Verbatim output of the full listing is required.
_ _ _ _ _ _ _
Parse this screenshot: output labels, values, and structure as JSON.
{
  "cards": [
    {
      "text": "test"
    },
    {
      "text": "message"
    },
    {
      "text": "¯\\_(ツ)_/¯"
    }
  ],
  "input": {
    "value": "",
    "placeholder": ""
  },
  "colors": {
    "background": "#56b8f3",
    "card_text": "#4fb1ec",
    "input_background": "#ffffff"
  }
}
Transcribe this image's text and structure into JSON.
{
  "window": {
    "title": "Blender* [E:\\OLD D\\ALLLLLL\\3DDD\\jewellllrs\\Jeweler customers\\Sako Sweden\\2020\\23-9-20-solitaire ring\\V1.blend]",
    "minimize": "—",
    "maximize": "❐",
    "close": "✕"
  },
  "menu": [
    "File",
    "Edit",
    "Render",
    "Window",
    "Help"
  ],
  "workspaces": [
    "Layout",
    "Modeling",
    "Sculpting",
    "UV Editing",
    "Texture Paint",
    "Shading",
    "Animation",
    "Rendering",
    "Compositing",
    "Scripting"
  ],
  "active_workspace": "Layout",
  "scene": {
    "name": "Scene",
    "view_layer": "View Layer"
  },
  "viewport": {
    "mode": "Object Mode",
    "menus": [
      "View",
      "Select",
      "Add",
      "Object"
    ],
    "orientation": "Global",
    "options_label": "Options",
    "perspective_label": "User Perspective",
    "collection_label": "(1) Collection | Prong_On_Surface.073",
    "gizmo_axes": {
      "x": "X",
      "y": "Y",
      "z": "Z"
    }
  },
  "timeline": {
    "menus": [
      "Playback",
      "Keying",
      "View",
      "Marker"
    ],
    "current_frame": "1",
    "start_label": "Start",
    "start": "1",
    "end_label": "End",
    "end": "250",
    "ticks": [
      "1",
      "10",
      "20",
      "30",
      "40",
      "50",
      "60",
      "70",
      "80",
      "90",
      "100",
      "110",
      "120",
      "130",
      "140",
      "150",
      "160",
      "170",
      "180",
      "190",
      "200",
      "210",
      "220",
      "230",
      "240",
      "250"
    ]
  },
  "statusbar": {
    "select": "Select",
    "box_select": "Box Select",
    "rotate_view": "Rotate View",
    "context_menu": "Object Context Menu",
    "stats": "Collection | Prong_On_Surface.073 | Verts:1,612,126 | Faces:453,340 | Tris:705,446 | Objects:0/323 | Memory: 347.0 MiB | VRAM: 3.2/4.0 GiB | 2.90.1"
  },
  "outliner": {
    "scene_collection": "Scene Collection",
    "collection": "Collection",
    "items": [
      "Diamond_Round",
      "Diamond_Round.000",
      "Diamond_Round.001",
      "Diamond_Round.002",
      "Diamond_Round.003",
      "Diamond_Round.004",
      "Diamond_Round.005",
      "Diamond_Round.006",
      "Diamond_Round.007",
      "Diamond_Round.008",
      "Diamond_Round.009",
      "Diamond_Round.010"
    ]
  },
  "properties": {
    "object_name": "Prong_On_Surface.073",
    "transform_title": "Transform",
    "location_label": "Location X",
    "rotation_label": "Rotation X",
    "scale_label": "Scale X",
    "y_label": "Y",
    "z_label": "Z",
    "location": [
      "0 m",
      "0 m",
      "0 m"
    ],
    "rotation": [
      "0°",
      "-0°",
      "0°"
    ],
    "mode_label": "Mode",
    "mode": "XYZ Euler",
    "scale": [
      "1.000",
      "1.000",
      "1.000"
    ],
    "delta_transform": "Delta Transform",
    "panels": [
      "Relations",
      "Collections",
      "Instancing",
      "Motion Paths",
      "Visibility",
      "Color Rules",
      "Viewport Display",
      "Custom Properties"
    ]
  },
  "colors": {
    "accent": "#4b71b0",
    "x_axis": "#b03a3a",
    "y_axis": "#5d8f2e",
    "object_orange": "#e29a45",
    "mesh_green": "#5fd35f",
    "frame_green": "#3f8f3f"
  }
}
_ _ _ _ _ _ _
The answer:
Parse this screenshot: output labels, values, and structure as JSON.
{
  "cards": [
    {
      "text": "test"
    },
    {
      "text": "message"
    },
    {
      "text": "¯\\_(ツ)_/¯"
    }
  ],
  "input": {
    "value": "",
    "placeholder": ""
  },
  "colors": {
    "background": "#56b8f3",
    "card_text": "#4fb1ec",
    "input_background": "#ffffff"
  }
}
Transcribe this image's text and structure into JSON.
{
  "window": {
    "title": "Blender* [E:\\OLD D\\ALLLLLL\\3DDD\\jewellllrs\\Jeweler customers\\Sako Sweden\\2020\\23-9-20-solitaire ring\\V1.blend]",
    "minimize": "—",
    "maximize": "❐",
    "close": "✕"
  },
  "menu": [
    "File",
    "Edit",
    "Render",
    "Window",
    "Help"
  ],
  "workspaces": [
    "Layout",
    "Modeling",
    "Sculpting",
    "UV Editing",
    "Texture Paint",
    "Shading",
    "Animation",
    "Rendering",
    "Compositing",
    "Scripting"
  ],
  "active_workspace": "Layout",
  "scene": {
    "name": "Scene",
    "view_layer": "View Layer"
  },
  "viewport": {
    "mode": "Object Mode",
    "menus": [
      "View",
      "Select",
      "Add",
      "Object"
    ],
    "orientation": "Global",
    "options_label": "Options",
    "perspective_label": "User Perspective",
    "collection_label": "(1) Collection | Prong_On_Surface.073",
    "gizmo_axes": {
      "x": "X",
      "y": "Y",
      "z": "Z"
    }
  },
  "timeline": {
    "menus": [
      "Playback",
      "Keying",
      "View",
      "Marker"
    ],
    "current_frame": "1",
    "start_label": "Start",
    "start": "1",
    "end_label": "End",
    "end": "250",
    "ticks": [
      "1",
      "10",
      "20",
      "30",
      "40",
      "50",
      "60",
      "70",
      "80",
      "90",
      "100",
      "110",
      "120",
      "130",
      "140",
      "150",
      "160",
      "170",
      "180",
      "190",
      "200",
      "210",
      "220",
      "230",
      "240",
      "250"
    ]
  },
  "statusbar": {
    "select": "Select",
    "box_select": "Box Select",
    "rotate_view": "Rotate View",
    "context_menu": "Object Context Menu",
    "stats": "Collection | Prong_On_Surface.073 | Verts:1,612,126 | Faces:453,340 | Tris:705,446 | Objects:0/323 | Memory: 347.0 MiB | VRAM: 3.2/4.0 GiB | 2.90.1"
  },
  "outliner": {
    "scene_collection": "Scene Collection",
    "collection": "Collection",
    "items": [
      "Diamond_Round",
      "Diamond_Round.000",
      "Diamond_Round.001",
      "Diamond_Round.002",
      "Diamond_Round.003",
      "Diamond_Round.004",
      "Diamond_Round.005",
      "Diamond_Round.006",
      "Diamond_Round.007",
      "Diamond_Round.008",
      "Diamond_Round.009",
      "Diamond_Round.010"
    ]
  },
  "properties": {
    "object_name": "Prong_On_Surface.073",
    "transform_title": "Transform",
    "location_label": "Location X",
    "rotation_label": "Rotation X",
    "scale_label": "Scale X",
    "y_label": "Y",
    "z_label": "Z",
    "location": [
      "0 m",
      "0 m",
      "0 m"
    ],
    "rotation": [
      "0°",
      "-0°",
      "0°"
    ],
    "mode_label": "Mode",
    "mode": "XYZ Euler",
    "scale": [
      "1.000",
      "1.000",
      "1.000"
    ],
    "delta_transform": "Delta Transform",
    "panels": [
      "Relations",
      "Collections",
      "Instancing",
      "Motion Paths",
      "Visibility",
      "Color Rules",
      "Viewport Display",
      "Custom Properties"
    ]
  },
  "colors": {
    "accent": "#4b71b0",
    "x_axis": "#b03a3a",
    "y_axis": "#5d8f2e",
    "object_orange": "#e29a45",
    "mesh_green": "#5fd35f",
    "frame_green": "#3f8f3f"
  }
}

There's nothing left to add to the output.